A new book called Ingredients (currently pre-order) seeks to demystify 75 common food ingredients which are added to foods, including MSG, “by providing an easy-to-read encyclopedia of sorts on various food additives, their uses, and their history.”
The book was featured on NPR on September 25, 2015 in this segment: www.npr.org/sections/thesalt/2015/09/25/442823596/ingredients-an-eye-opening-look-at-the-additives-in-our-food .
In the segment reporter Tove Danovich notes, “We may eat a lot of food additives, but most consumers know very little about them. These often-misunderstood substances go by unwieldy names like “diacetyl” or “azodicarbonamide.” They are in everything from salad dressings to Twinkies. But how many of us actually know what they look like or, more importantly, what they’re doing in our food?”
The book addresses monosodium glutamate – better known as MSG — among the 75 food ingredients that are profiled.

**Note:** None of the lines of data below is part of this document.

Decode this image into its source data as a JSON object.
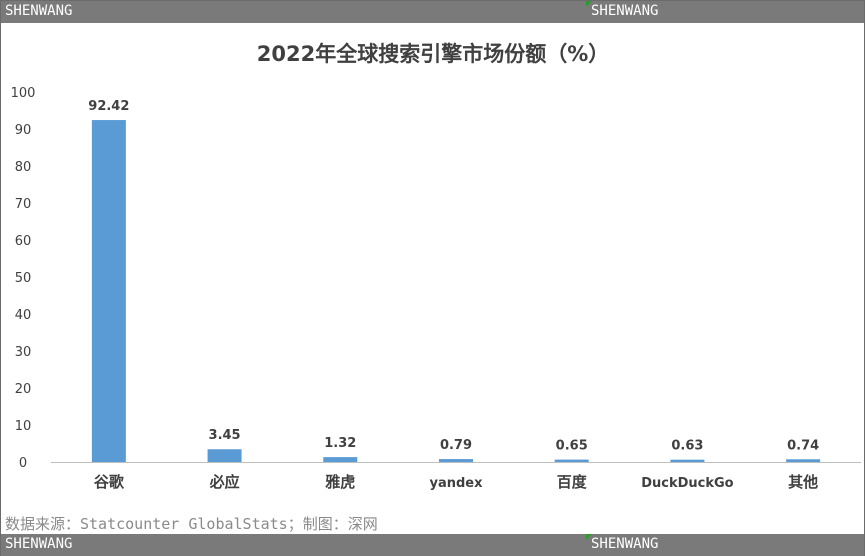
{
  "watermark": {
    "top_left": "SHENWANG",
    "top_right": "SHENWANG",
    "bottom_left": "SHENWANG",
    "bottom_right": "SHENWANG"
  },
  "colors": {
    "bar": "#5b9bd5",
    "axis_text": "#404040",
    "watermark_bg": "#7a7a7a",
    "tick_mark": "#2e9a2e"
  },
  "source_note": "数据来源：Statcounter GlobalStats；制图：深网",
  "chart_data": {
    "type": "bar",
    "title": "2022年全球搜索引擎市场份额（%）",
    "categories": [
      "谷歌",
      "必应",
      "雅虎",
      "yandex",
      "百度",
      "DuckDuckGo",
      "其他"
    ],
    "values": [
      92.42,
      3.45,
      1.32,
      0.79,
      0.65,
      0.63,
      0.74
    ],
    "value_labels": [
      "92.42",
      "3.45",
      "1.32",
      "0.79",
      "0.65",
      "0.63",
      "0.74"
    ],
    "yticks": [
      "0",
      "10",
      "20",
      "30",
      "40",
      "50",
      "60",
      "70",
      "80",
      "90",
      "100"
    ],
    "ylim": [
      0,
      100
    ],
    "grid": false,
    "legend": "none"
  }
}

According to the NPR report, “For decades the additive [MSG], popular in Asian cooking and other cuisines, has had a reputation for causing ‘Chinese Restaurant Syndrome’ — health woes including heart palpitations and other allergic reactions. But today, most scientists agree that this reputation is entirely unfounded. Glutamate is a naturally occurring amino acid, and the same flavor enhancer that makes Parmesan cheese or tomato sauce so delicious. In the form of MSG, it’s just one of many white powders and clear liquids that have gotten a bad reputation because of a poor understanding of chemistry and public mistrust.”